● **WHAT IS REQUIRED**
Find every line containing "label" in the records below and report the tally as a bare number.
**** ENTRIES PROVIDED ****
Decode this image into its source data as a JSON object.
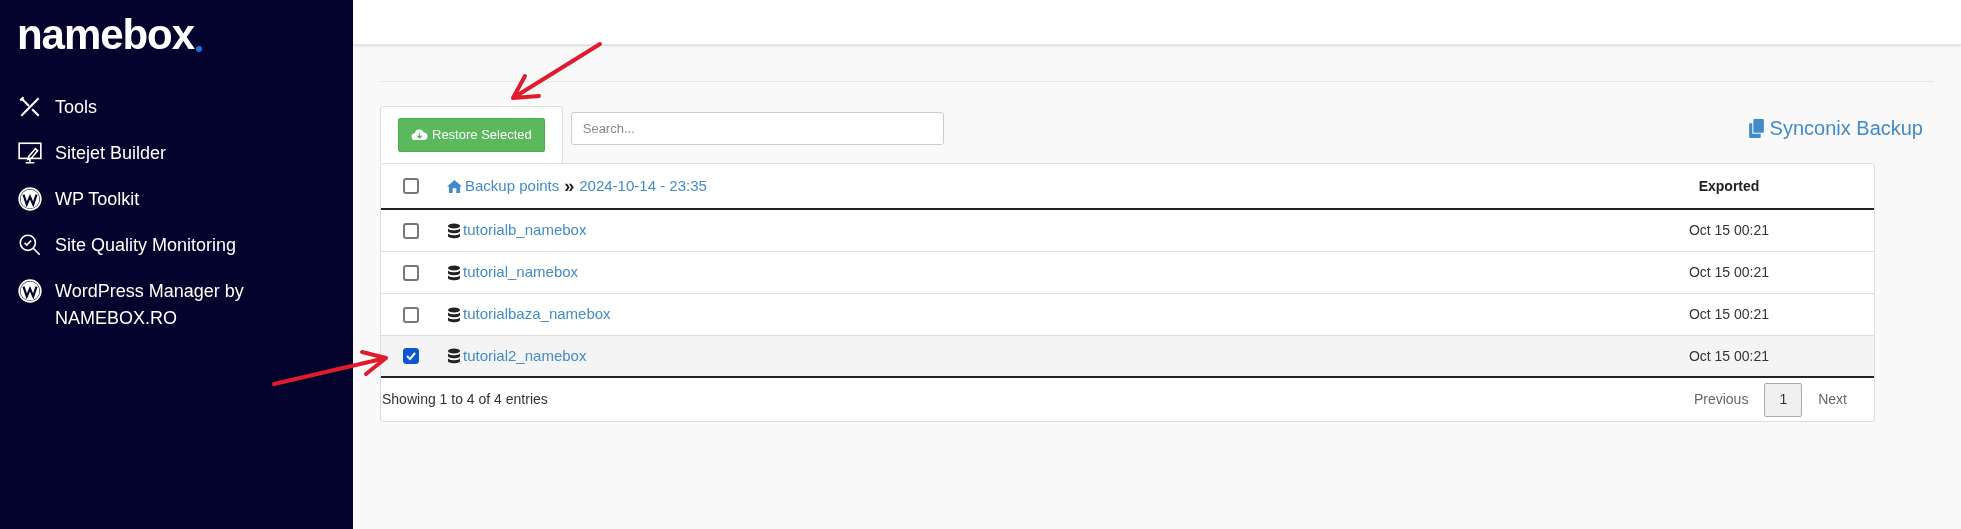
{
  "sidebar": {
    "logo": "namebox",
    "items": [
      {
        "kind": "tools",
        "label": "Tools"
      },
      {
        "kind": "builder",
        "label": "Sitejet Builder"
      },
      {
        "kind": "wordpress",
        "label": "WP Toolkit"
      },
      {
        "kind": "monitor",
        "label": "Site Quality Monitoring"
      },
      {
        "kind": "wordpress",
        "label": "WordPress Manager by NAMEBOX.RO"
      }
    ]
  },
  "toolbar": {
    "restore_button": "Restore Selected",
    "search": {
      "placeholder": "Search..."
    },
    "brand": "Synconix Backup"
  },
  "table": {
    "header": {
      "checked": false,
      "breadcrumb_root": "Backup points",
      "breadcrumb_separator": "»",
      "breadcrumb_current": "2024-10-14 - 23:35",
      "exported_column": "Exported"
    },
    "rows": [
      {
        "name": "tutorialb_namebox",
        "exported": "Oct 15 00:21",
        "checked": false
      },
      {
        "name": "tutorial_namebox",
        "exported": "Oct 15 00:21",
        "checked": false
      },
      {
        "name": "tutorialbaza_namebox",
        "exported": "Oct 15 00:21",
        "checked": false
      },
      {
        "name": "tutorial2_namebox",
        "exported": "Oct 15 00:21",
        "checked": true
      }
    ],
    "info": "Showing 1 to 4 of 4 entries",
    "pagination": [
      {
        "label": "Previous",
        "selected": false
      },
      {
        "label": "1",
        "selected": true
      },
      {
        "label": "Next",
        "selected": false
      }
    ]
  }
}
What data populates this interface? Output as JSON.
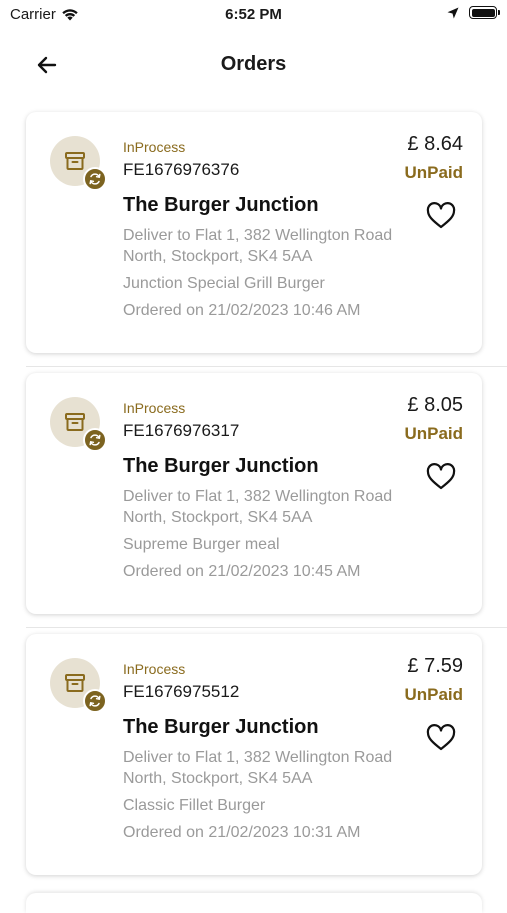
{
  "status_bar": {
    "carrier": "Carrier",
    "time": "6:52 PM"
  },
  "nav": {
    "title": "Orders"
  },
  "orders": [
    {
      "status": "InProcess",
      "order_id": "FE1676976376",
      "restaurant": "The Burger Junction",
      "address": "Deliver to Flat 1, 382 Wellington Road North, Stockport, SK4 5AA",
      "item": "Junction Special Grill Burger",
      "ordered_on": "Ordered on 21/02/2023 10:46 AM",
      "price": "£ 8.64",
      "payment_status": "UnPaid"
    },
    {
      "status": "InProcess",
      "order_id": "FE1676976317",
      "restaurant": "The Burger Junction",
      "address": "Deliver to Flat 1, 382 Wellington Road North, Stockport, SK4 5AA",
      "item": "Supreme Burger meal",
      "ordered_on": "Ordered on 21/02/2023 10:45 AM",
      "price": "£ 8.05",
      "payment_status": "UnPaid"
    },
    {
      "status": "InProcess",
      "order_id": "FE1676975512",
      "restaurant": "The Burger Junction",
      "address": "Deliver to Flat 1, 382 Wellington Road North, Stockport, SK4 5AA",
      "item": "Classic Fillet Burger",
      "ordered_on": "Ordered on 21/02/2023 10:31 AM",
      "price": "£ 7.59",
      "payment_status": "UnPaid"
    }
  ],
  "colors": {
    "accent": "#8a6b1e",
    "avatar_bg": "#e7e1d2",
    "badge_bg": "#7c6320",
    "muted_text": "#9a9a9a"
  },
  "icons": {
    "back": "arrow-left-icon",
    "order": "archive-box-icon",
    "status": "sync-icon",
    "favorite": "heart-icon"
  }
}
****
● **ANSWER**
8